Note – When the HMS Coote ran into the reef, a lot of effort was made to salvage it, but it was of no avail. The hull was sold for Rs 10,000/- to a local merchant who unfortunately lost his entire investment due to the fact that it could not be towed ashore.

References
Himalaya & Tibet (Study by Bendick & Bilham) – Allison Mcfarlane, Rasoul Sorkhabi, Jay Quade
The Portuguese in India : A.D. 1481-1571 Frederick Charles Danvers

Pics – Thanks to the BEM Calicut archives, District website

4 comments:

  1. Nikhil Narayanan

    Maddy,
    I did not like the fact that you do not believe in the under water city theory.
    I hope ASI does some marine exploration to check the veracity of this theory.

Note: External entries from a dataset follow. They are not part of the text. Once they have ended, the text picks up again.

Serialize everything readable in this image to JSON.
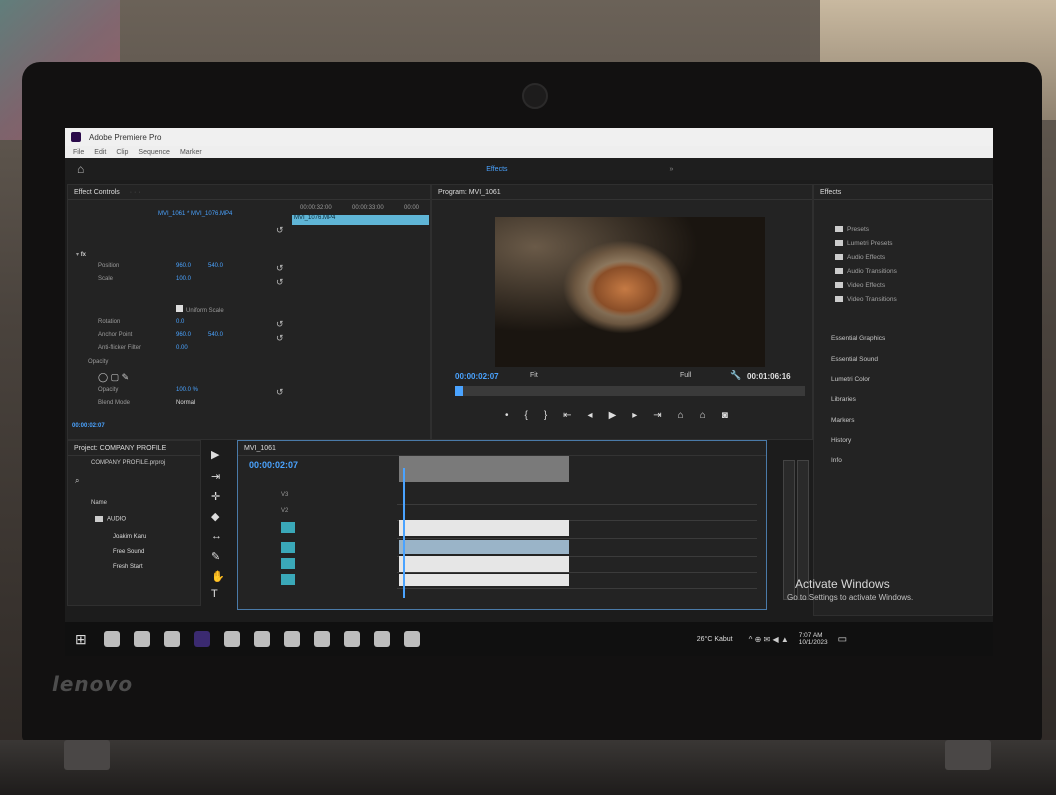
{
  "app": {
    "window_title": "Adobe Premiere Pro",
    "menus": [
      "File",
      "Edit",
      "Clip",
      "Sequence",
      "Marker"
    ],
    "workspace_active": "Effects"
  },
  "effect_controls": {
    "tab_label": "Effect Controls",
    "clip_ref": "MVI_1061 * MVI_1076.MP4",
    "ruler_times": [
      "00:00:32:00",
      "00:00:33:00",
      "00:00"
    ],
    "clip_name": "MVI_1076.MP4",
    "rows": [
      {
        "label": "Position",
        "v1": "960.0",
        "v2": "540.0"
      },
      {
        "label": "Scale",
        "v1": "100.0",
        "v2": ""
      },
      {
        "label": "Uniform Scale",
        "v1": "",
        "v2": ""
      },
      {
        "label": "Rotation",
        "v1": "0.0",
        "v2": ""
      },
      {
        "label": "Anchor Point",
        "v1": "960.0",
        "v2": "540.0"
      },
      {
        "label": "Anti-flicker Filter",
        "v1": "0.00",
        "v2": ""
      },
      {
        "label": "Opacity",
        "v1": "",
        "v2": ""
      },
      {
        "label": "Opacity",
        "v1": "100.0 %",
        "v2": ""
      },
      {
        "label": "Blend Mode",
        "v1": "Normal",
        "v2": ""
      }
    ],
    "timecode": "00:00:02:07"
  },
  "program": {
    "tab_label": "Program: MVI_1061",
    "timecode": "00:00:02:07",
    "fit": "Fit",
    "quality": "Full",
    "duration": "00:01:06:16"
  },
  "effects_panel": {
    "tab_label": "Effects",
    "folders": [
      "Presets",
      "Lumetri Presets",
      "Audio Effects",
      "Audio Transitions",
      "Video Effects",
      "Video Transitions"
    ],
    "sections": [
      "Essential Graphics",
      "Essential Sound",
      "Lumetri Color",
      "Libraries",
      "Markers",
      "History",
      "Info"
    ]
  },
  "project": {
    "tab_label": "Project: COMPANY PROFILE",
    "file_name": "COMPANY PROFILE.prproj",
    "column_name": "Name",
    "items": [
      "AUDIO",
      "Joakim Karu",
      "Free Sound",
      "Fresh Start"
    ]
  },
  "timeline": {
    "tab_label": "MVI_1061",
    "timecode": "00:00:02:07",
    "tracks": [
      "V3",
      "V2",
      "V1",
      "A1",
      "A2",
      "A3"
    ]
  },
  "watermark": {
    "title": "Activate Windows",
    "subtitle": "Go to Settings to activate Windows."
  },
  "taskbar": {
    "weather": "26°C  Kabut",
    "time": "7:07 AM",
    "date": "10/1/2023"
  },
  "hardware": {
    "brand": "lenovo"
  }
}
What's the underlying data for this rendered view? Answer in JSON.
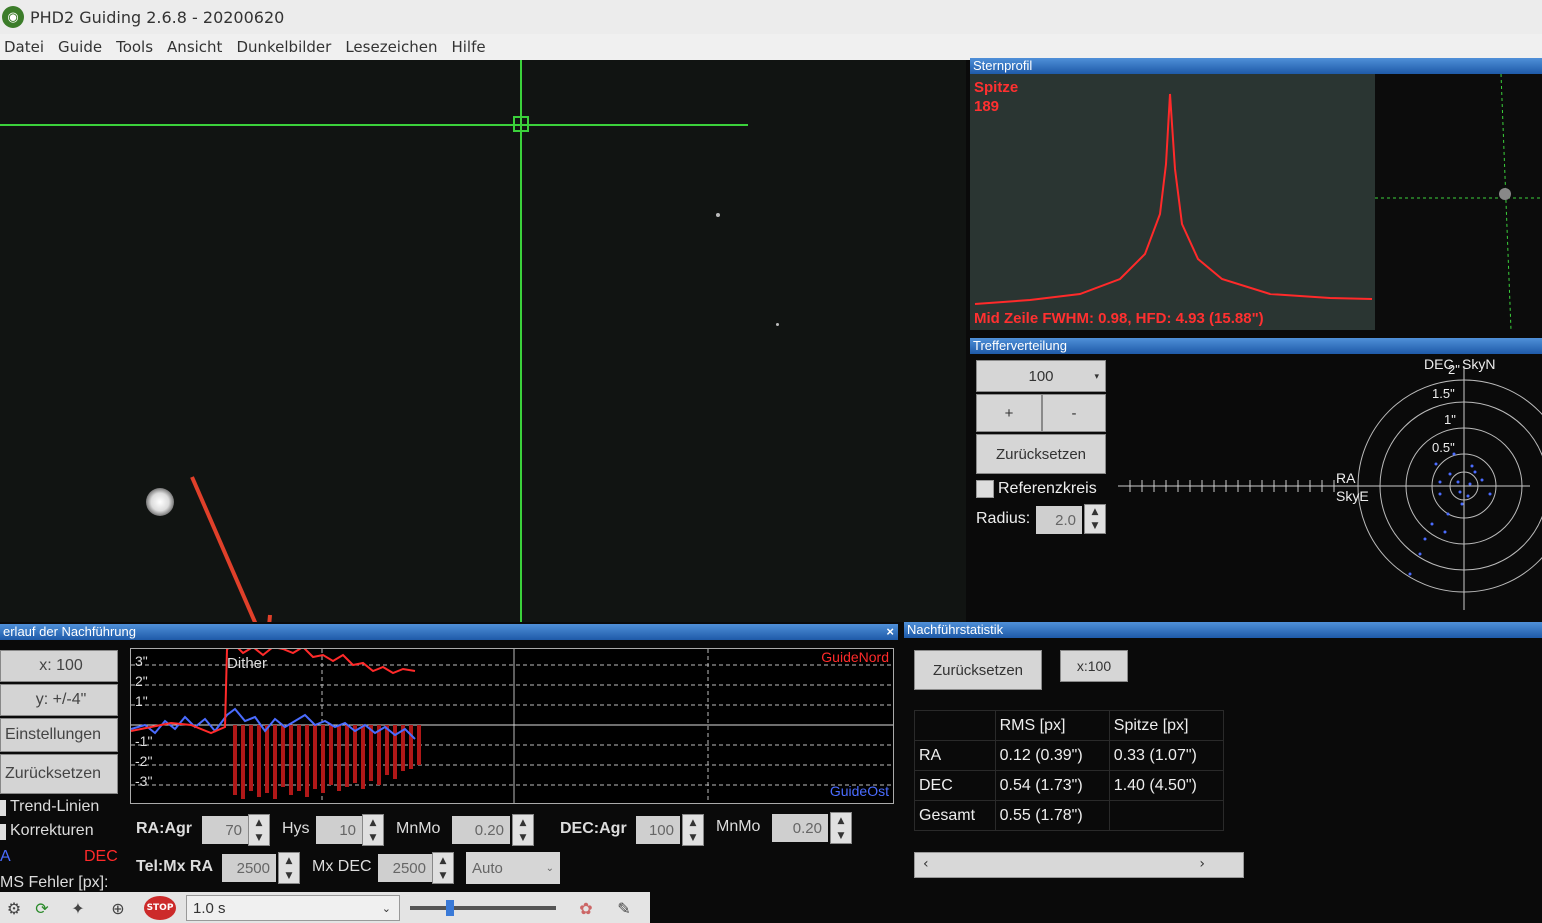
{
  "window": {
    "title": "PHD2 Guiding 2.6.8 - 20200620"
  },
  "menu": [
    "Datei",
    "Guide",
    "Tools",
    "Ansicht",
    "Dunkelbilder",
    "Lesezeichen",
    "Hilfe"
  ],
  "profile": {
    "header": "Sternprofil",
    "peak_label": "Spitze",
    "peak_value": "189",
    "footer": "Mid Zeile FWHM: 0.98, HFD: 4.93 (15.88\")"
  },
  "target": {
    "header": "Trefferverteilung",
    "scale_value": "100",
    "plus": "+",
    "minus": "-",
    "reset": "Zurücksetzen",
    "ref_circle": "Referenzkreis",
    "radius_label": "Radius:",
    "radius_value": "2.0",
    "axis_dec": "DEC",
    "axis_skyn": "SkyN",
    "axis_ra": "RA",
    "axis_skye": "SkyE",
    "rings": [
      "2\"",
      "1.5\"",
      "1\"",
      "0.5\""
    ]
  },
  "history": {
    "header": "erlauf der Nachführung",
    "close": "×",
    "x_scale": "x: 100",
    "y_scale": "y: +/-4\"",
    "settings": "Einstellungen",
    "reset": "Zurücksetzen",
    "trend": "Trend-Linien",
    "corrections": "Korrekturen",
    "ra_legend": "A",
    "dec_legend": "DEC",
    "rms_label": "MS Fehler [px]:",
    "graph_labels": {
      "dither": "Dither",
      "guide_north": "GuideNord",
      "guide_east": "GuideOst",
      "y_ticks": [
        "3\"",
        "2\"",
        "1\"",
        "-1\"",
        "-2\"",
        "-3\""
      ]
    },
    "params": {
      "ra_agr_label": "RA:Agr",
      "ra_agr": "70",
      "hys_label": "Hys",
      "hys": "10",
      "ra_mnmo_label": "MnMo",
      "ra_mnmo": "0.20",
      "dec_agr_label": "DEC:Agr",
      "dec_agr": "100",
      "dec_mnmo_label": "MnMo",
      "dec_mnmo": "0.20",
      "tel_label": "Tel:Mx RA",
      "mx_ra": "2500",
      "mx_dec_label": "Mx DEC",
      "mx_dec": "2500",
      "dec_mode": "Auto"
    }
  },
  "stats": {
    "header": "Nachführstatistik",
    "reset": "Zurücksetzen",
    "x_scale": "x:100",
    "columns": [
      "",
      "RMS [px]",
      "Spitze [px]"
    ],
    "rows": [
      [
        "RA",
        "0.12 (0.39\")",
        "0.33 (1.07\")"
      ],
      [
        "DEC",
        "0.54 (1.73\")",
        "1.40 (4.50\")"
      ],
      [
        "Gesamt",
        "0.55 (1.78\")",
        ""
      ]
    ]
  },
  "toolbar": {
    "exposure": "1.0 s",
    "stop": "STOP"
  },
  "colors": {
    "crosshair": "#3bd13b",
    "ra_trace": "#4a6cff",
    "dec_trace": "#ff2a2a",
    "annotation_arrow": "#e0402a"
  }
}
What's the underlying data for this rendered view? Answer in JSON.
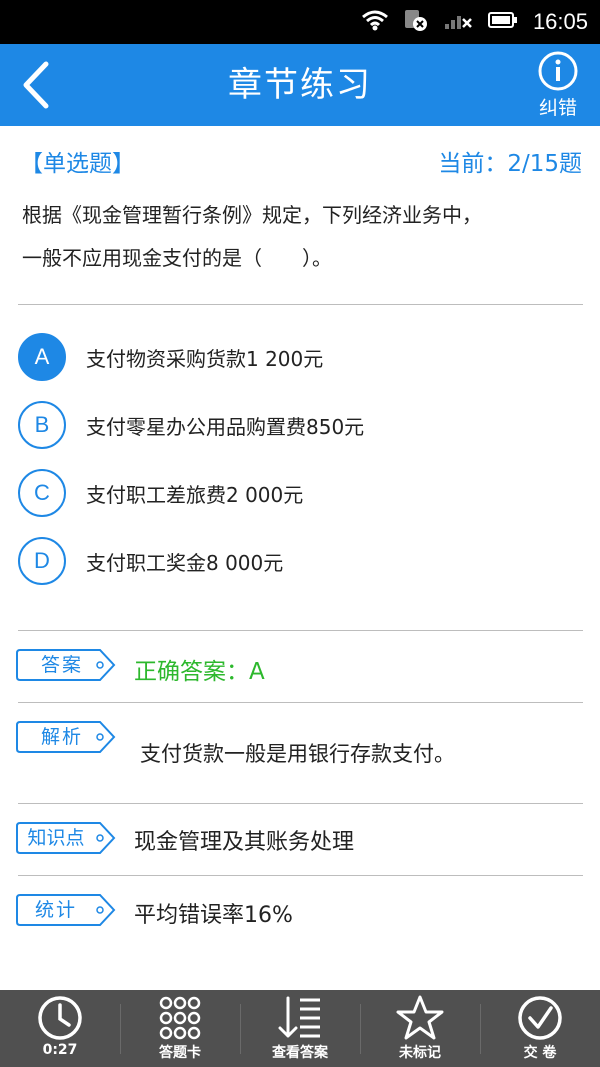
{
  "status_bar": {
    "time": "16:05"
  },
  "app_bar": {
    "title": "章节练习",
    "correction_label": "纠错"
  },
  "question": {
    "type_label": "【单选题】",
    "progress": "当前：2/15题",
    "text_line1": "根据《现金管理暂行条例》规定，下列经济业务中，",
    "text_line2": "一般不应用现金支付的是（　　）。"
  },
  "options": [
    {
      "letter": "A",
      "text": "支付物资采购货款1 200元",
      "selected": true
    },
    {
      "letter": "B",
      "text": "支付零星办公用品购置费850元",
      "selected": false
    },
    {
      "letter": "C",
      "text": "支付职工差旅费2 000元",
      "selected": false
    },
    {
      "letter": "D",
      "text": "支付职工奖金8 000元",
      "selected": false
    }
  ],
  "answer": {
    "tag": "答案",
    "text": "正确答案：A",
    "color": "#2db82d"
  },
  "analysis": {
    "tag": "解析",
    "text": "支付货款一般是用银行存款支付。"
  },
  "knowledge": {
    "tag": "知识点",
    "text": "现金管理及其账务处理"
  },
  "stats": {
    "tag": "统计",
    "text": "平均错误率16%"
  },
  "toolbar": {
    "timer_label": "0:27",
    "answer_card_label": "答题卡",
    "view_answer_label": "查看答案",
    "mark_label": "未标记",
    "submit_label": "交 卷"
  },
  "colors": {
    "accent": "#1e88e5",
    "toolbar_bg": "#505050",
    "correct": "#2db82d"
  },
  "icons": [
    "back-arrow-icon",
    "info-icon",
    "clock-icon",
    "grid-icon",
    "list-down-icon",
    "star-icon",
    "check-icon",
    "wifi-icon",
    "signal-icon",
    "battery-icon"
  ]
}
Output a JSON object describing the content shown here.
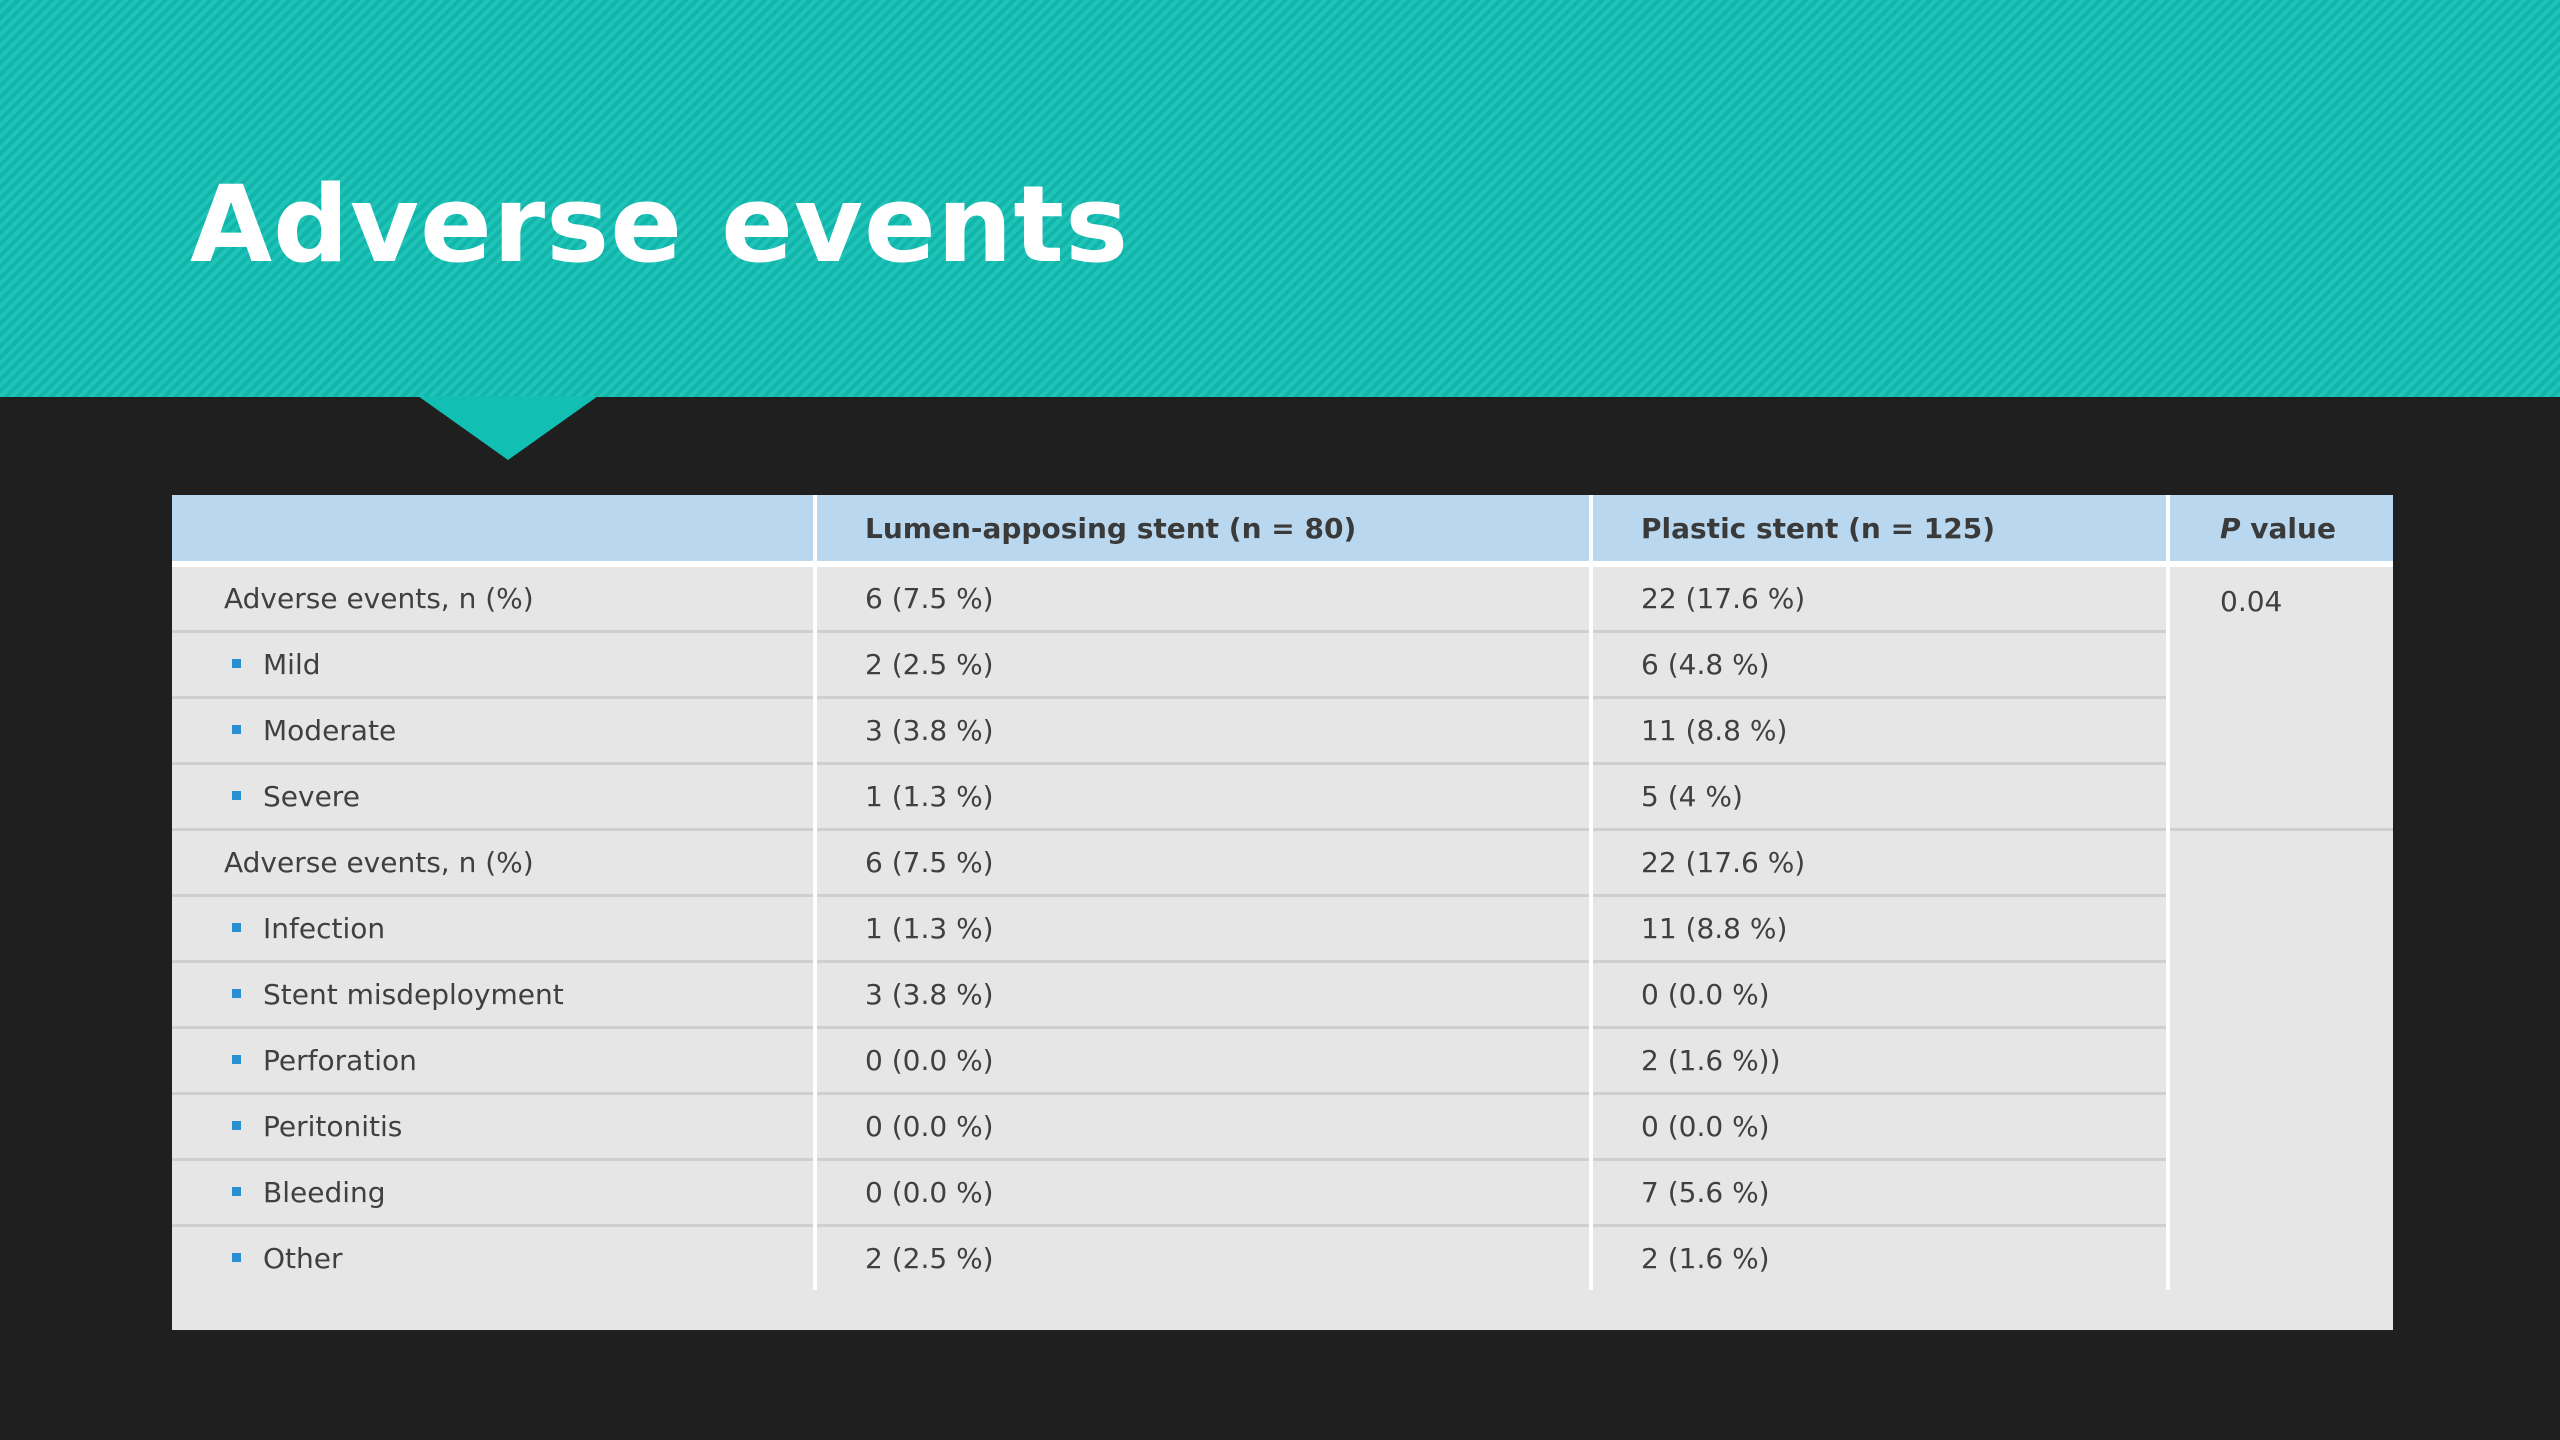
{
  "slide": {
    "title": "Adverse events",
    "colors": {
      "banner": "#12bfb3",
      "background": "#1f1f1f",
      "header_row": "#b9d8ef",
      "table_body": "#e6e6e6",
      "bullet": "#2a8fd0"
    }
  },
  "table": {
    "headers": [
      "",
      "Lumen-apposing stent (n = 80)",
      "Plastic stent (n = 125)",
      "P value"
    ],
    "header_p_italic": "P",
    "header_p_rest": " value",
    "p_value": "0.04",
    "groups": [
      {
        "label": "Adverse events, n (%)",
        "lams": "6 (7.5 %)",
        "plastic": "22 (17.6 %)",
        "rows": [
          {
            "label": "Mild",
            "lams": "2 (2.5 %)",
            "plastic": "6 (4.8 %)"
          },
          {
            "label": "Moderate",
            "lams": "3 (3.8 %)",
            "plastic": "11 (8.8 %)"
          },
          {
            "label": "Severe",
            "lams": "1 (1.3 %)",
            "plastic": "5 (4 %)"
          }
        ]
      },
      {
        "label": "Adverse events, n (%)",
        "lams": "6 (7.5 %)",
        "plastic": "22 (17.6 %)",
        "rows": [
          {
            "label": "Infection",
            "lams": "1 (1.3 %)",
            "plastic": "11 (8.8 %)"
          },
          {
            "label": "Stent misdeployment",
            "lams": "3 (3.8 %)",
            "plastic": "0 (0.0 %)"
          },
          {
            "label": "Perforation",
            "lams": "0 (0.0 %)",
            "plastic": "2 (1.6 %))"
          },
          {
            "label": "Peritonitis",
            "lams": "0 (0.0 %)",
            "plastic": "0 (0.0 %)"
          },
          {
            "label": "Bleeding",
            "lams": "0 (0.0 %)",
            "plastic": "7 (5.6 %)"
          },
          {
            "label": "Other",
            "lams": "2 (2.5 %)",
            "plastic": "2 (1.6 %)"
          }
        ]
      }
    ]
  }
}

    -Nikhil

  1. P.N. Subramanian

    Very interesting account of the myth surrounding the Portuguese Fort. Thank you sir.

  1. Maddy

    hey nikhil - can we make something that is not there? if you read this carefully you would have noted that the British surveyors had done the survey as well in 1887. In reality the area west of the western ghats is actually reclaimed area and was ll under water once upon a time. I wish we could see an underwater old calicut like they are seeing Mathura now. Also remember that even if there were ruins, they would not have lasted to seen by forbes as towers and minarets under water. The building technology at that time was thatched roofs and mud bricks. Mosques & temples were not built of rocks and marble unlike the north Indian buildings. Rare use of laterite was evident, but more towards the 17th century.

    Thanks PNS - I still believe that the fort foundations existed at that location, not an underwater city.

  1. Nikhil Narayanan

    Maddy,
    Okay. :-)
    In reality the area west of the western ghats is actually reclaimed area and was ll under water once upon a time. Very true.Many areas to the west of W Ghats have sandy soil and is evident that they are reclaimed areas.I know a stretch abt 10km long on the NH17 side(Payyanur -northwards)having sandy terrain.There are many areas where fossilsed shells are seen some metres beneath the surface.(Some connection with the Parasurama theory?)I have seen this specific spot where the terrain changes all of a sudden and becomes hilly/laterite soil.

    Laterite, though was available in plenty was only used by the rich and famous(palaces and forts)?Okay.
    Even now,unlike other parts of Kerala where houses are built using bricks,many parts in Malabar use Laterite stones.

    -Nikhil